◆ **WORK INSTRUCTIONS**: The entries that follow should be duplicated in full, without a single alteration.

[RAW DATA — start]

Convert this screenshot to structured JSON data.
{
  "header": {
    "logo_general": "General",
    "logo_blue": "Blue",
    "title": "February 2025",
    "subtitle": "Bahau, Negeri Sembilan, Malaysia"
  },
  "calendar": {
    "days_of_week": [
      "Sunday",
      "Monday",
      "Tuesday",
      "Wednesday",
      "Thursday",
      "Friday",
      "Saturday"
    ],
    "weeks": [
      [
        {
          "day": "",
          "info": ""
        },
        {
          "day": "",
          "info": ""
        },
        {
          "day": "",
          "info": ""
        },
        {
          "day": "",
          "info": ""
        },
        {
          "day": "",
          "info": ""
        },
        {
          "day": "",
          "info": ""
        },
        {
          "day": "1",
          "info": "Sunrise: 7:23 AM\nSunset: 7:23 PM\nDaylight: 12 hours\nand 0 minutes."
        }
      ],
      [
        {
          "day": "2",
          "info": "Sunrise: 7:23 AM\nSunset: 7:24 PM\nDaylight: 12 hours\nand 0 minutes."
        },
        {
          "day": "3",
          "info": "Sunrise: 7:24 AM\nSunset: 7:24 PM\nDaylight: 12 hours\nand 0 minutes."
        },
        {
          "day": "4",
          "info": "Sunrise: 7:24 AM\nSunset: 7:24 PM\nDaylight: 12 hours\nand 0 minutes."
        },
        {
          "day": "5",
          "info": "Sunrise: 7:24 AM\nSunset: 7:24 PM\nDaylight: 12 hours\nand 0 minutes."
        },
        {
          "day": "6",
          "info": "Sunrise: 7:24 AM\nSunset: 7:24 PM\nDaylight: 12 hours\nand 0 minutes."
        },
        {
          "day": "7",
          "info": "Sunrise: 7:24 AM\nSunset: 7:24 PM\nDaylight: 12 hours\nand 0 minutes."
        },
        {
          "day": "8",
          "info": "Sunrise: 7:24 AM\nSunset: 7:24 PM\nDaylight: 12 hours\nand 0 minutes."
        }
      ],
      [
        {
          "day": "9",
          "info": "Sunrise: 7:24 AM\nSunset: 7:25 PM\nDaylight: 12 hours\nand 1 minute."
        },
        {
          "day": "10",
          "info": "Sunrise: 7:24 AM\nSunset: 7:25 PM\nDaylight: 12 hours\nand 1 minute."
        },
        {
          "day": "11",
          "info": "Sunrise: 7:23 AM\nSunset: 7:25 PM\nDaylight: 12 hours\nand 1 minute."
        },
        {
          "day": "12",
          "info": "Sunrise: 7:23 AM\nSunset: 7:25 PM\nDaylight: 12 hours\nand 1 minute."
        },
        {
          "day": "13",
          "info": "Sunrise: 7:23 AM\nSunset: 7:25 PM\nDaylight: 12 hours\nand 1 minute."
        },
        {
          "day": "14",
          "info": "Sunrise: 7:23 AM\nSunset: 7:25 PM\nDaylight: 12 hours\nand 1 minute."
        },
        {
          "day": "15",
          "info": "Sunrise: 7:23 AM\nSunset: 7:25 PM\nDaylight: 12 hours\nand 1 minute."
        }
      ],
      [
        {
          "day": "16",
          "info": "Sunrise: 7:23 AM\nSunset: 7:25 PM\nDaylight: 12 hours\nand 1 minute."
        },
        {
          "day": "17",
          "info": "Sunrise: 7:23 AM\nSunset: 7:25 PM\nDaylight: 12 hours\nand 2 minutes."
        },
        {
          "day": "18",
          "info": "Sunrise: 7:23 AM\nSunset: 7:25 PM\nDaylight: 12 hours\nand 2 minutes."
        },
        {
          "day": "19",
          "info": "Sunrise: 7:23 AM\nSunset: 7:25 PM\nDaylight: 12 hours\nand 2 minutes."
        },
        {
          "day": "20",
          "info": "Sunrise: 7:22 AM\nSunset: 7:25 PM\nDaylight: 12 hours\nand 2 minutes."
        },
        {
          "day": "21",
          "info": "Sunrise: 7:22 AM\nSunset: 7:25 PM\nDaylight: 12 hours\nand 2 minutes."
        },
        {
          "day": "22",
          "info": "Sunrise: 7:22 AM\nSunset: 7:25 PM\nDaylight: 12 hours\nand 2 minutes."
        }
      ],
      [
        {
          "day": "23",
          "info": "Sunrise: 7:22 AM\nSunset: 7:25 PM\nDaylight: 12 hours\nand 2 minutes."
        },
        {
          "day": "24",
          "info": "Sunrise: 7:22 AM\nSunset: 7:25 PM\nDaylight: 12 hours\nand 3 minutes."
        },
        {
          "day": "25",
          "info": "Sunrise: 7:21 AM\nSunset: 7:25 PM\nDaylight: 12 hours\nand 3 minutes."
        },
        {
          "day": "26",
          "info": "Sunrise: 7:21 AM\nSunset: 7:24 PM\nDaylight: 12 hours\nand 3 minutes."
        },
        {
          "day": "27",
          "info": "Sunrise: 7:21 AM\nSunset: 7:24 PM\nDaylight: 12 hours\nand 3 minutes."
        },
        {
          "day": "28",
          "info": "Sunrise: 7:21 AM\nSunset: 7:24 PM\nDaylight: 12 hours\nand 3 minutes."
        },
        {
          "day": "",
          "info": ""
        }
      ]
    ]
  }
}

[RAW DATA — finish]

◆ **SOLUTION**:
Convert this screenshot to structured JSON data.
{
  "header": {
    "logo_general": "General",
    "logo_blue": "Blue",
    "title": "February 2025",
    "subtitle": "Bahau, Negeri Sembilan, Malaysia"
  },
  "calendar": {
    "days_of_week": [
      "Sunday",
      "Monday",
      "Tuesday",
      "Wednesday",
      "Thursday",
      "Friday",
      "Saturday"
    ],
    "weeks": [
      [
        {
          "day": "",
          "info": ""
        },
        {
          "day": "",
          "info": ""
        },
        {
          "day": "",
          "info": ""
        },
        {
          "day": "",
          "info": ""
        },
        {
          "day": "",
          "info": ""
        },
        {
          "day": "",
          "info": ""
        },
        {
          "day": "1",
          "info": "Sunrise: 7:23 AM\nSunset: 7:23 PM\nDaylight: 12 hours\nand 0 minutes."
        }
      ],
      [
        {
          "day": "2",
          "info": "Sunrise: 7:23 AM\nSunset: 7:24 PM\nDaylight: 12 hours\nand 0 minutes."
        },
        {
          "day": "3",
          "info": "Sunrise: 7:24 AM\nSunset: 7:24 PM\nDaylight: 12 hours\nand 0 minutes."
        },
        {
          "day": "4",
          "info": "Sunrise: 7:24 AM\nSunset: 7:24 PM\nDaylight: 12 hours\nand 0 minutes."
        },
        {
          "day": "5",
          "info": "Sunrise: 7:24 AM\nSunset: 7:24 PM\nDaylight: 12 hours\nand 0 minutes."
        },
        {
          "day": "6",
          "info": "Sunrise: 7:24 AM\nSunset: 7:24 PM\nDaylight: 12 hours\nand 0 minutes."
        },
        {
          "day": "7",
          "info": "Sunrise: 7:24 AM\nSunset: 7:24 PM\nDaylight: 12 hours\nand 0 minutes."
        },
        {
          "day": "8",
          "info": "Sunrise: 7:24 AM\nSunset: 7:24 PM\nDaylight: 12 hours\nand 0 minutes."
        }
      ],
      [
        {
          "day": "9",
          "info": "Sunrise: 7:24 AM\nSunset: 7:25 PM\nDaylight: 12 hours\nand 1 minute."
        },
        {
          "day": "10",
          "info": "Sunrise: 7:24 AM\nSunset: 7:25 PM\nDaylight: 12 hours\nand 1 minute."
        },
        {
          "day": "11",
          "info": "Sunrise: 7:23 AM\nSunset: 7:25 PM\nDaylight: 12 hours\nand 1 minute."
        },
        {
          "day": "12",
          "info": "Sunrise: 7:23 AM\nSunset: 7:25 PM\nDaylight: 12 hours\nand 1 minute."
        },
        {
          "day": "13",
          "info": "Sunrise: 7:23 AM\nSunset: 7:25 PM\nDaylight: 12 hours\nand 1 minute."
        },
        {
          "day": "14",
          "info": "Sunrise: 7:23 AM\nSunset: 7:25 PM\nDaylight: 12 hours\nand 1 minute."
        },
        {
          "day": "15",
          "info": "Sunrise: 7:23 AM\nSunset: 7:25 PM\nDaylight: 12 hours\nand 1 minute."
        }
      ],
      [
        {
          "day": "16",
          "info": "Sunrise: 7:23 AM\nSunset: 7:25 PM\nDaylight: 12 hours\nand 1 minute."
        },
        {
          "day": "17",
          "info": "Sunrise: 7:23 AM\nSunset: 7:25 PM\nDaylight: 12 hours\nand 2 minutes."
        },
        {
          "day": "18",
          "info": "Sunrise: 7:23 AM\nSunset: 7:25 PM\nDaylight: 12 hours\nand 2 minutes."
        },
        {
          "day": "19",
          "info": "Sunrise: 7:23 AM\nSunset: 7:25 PM\nDaylight: 12 hours\nand 2 minutes."
        },
        {
          "day": "20",
          "info": "Sunrise: 7:22 AM\nSunset: 7:25 PM\nDaylight: 12 hours\nand 2 minutes."
        },
        {
          "day": "21",
          "info": "Sunrise: 7:22 AM\nSunset: 7:25 PM\nDaylight: 12 hours\nand 2 minutes."
        },
        {
          "day": "22",
          "info": "Sunrise: 7:22 AM\nSunset: 7:25 PM\nDaylight: 12 hours\nand 2 minutes."
        }
      ],
      [
        {
          "day": "23",
          "info": "Sunrise: 7:22 AM\nSunset: 7:25 PM\nDaylight: 12 hours\nand 2 minutes."
        },
        {
          "day": "24",
          "info": "Sunrise: 7:22 AM\nSunset: 7:25 PM\nDaylight: 12 hours\nand 3 minutes."
        },
        {
          "day": "25",
          "info": "Sunrise: 7:21 AM\nSunset: 7:25 PM\nDaylight: 12 hours\nand 3 minutes."
        },
        {
          "day": "26",
          "info": "Sunrise: 7:21 AM\nSunset: 7:24 PM\nDaylight: 12 hours\nand 3 minutes."
        },
        {
          "day": "27",
          "info": "Sunrise: 7:21 AM\nSunset: 7:24 PM\nDaylight: 12 hours\nand 3 minutes."
        },
        {
          "day": "28",
          "info": "Sunrise: 7:21 AM\nSunset: 7:24 PM\nDaylight: 12 hours\nand 3 minutes."
        },
        {
          "day": "",
          "info": ""
        }
      ]
    ]
  }
}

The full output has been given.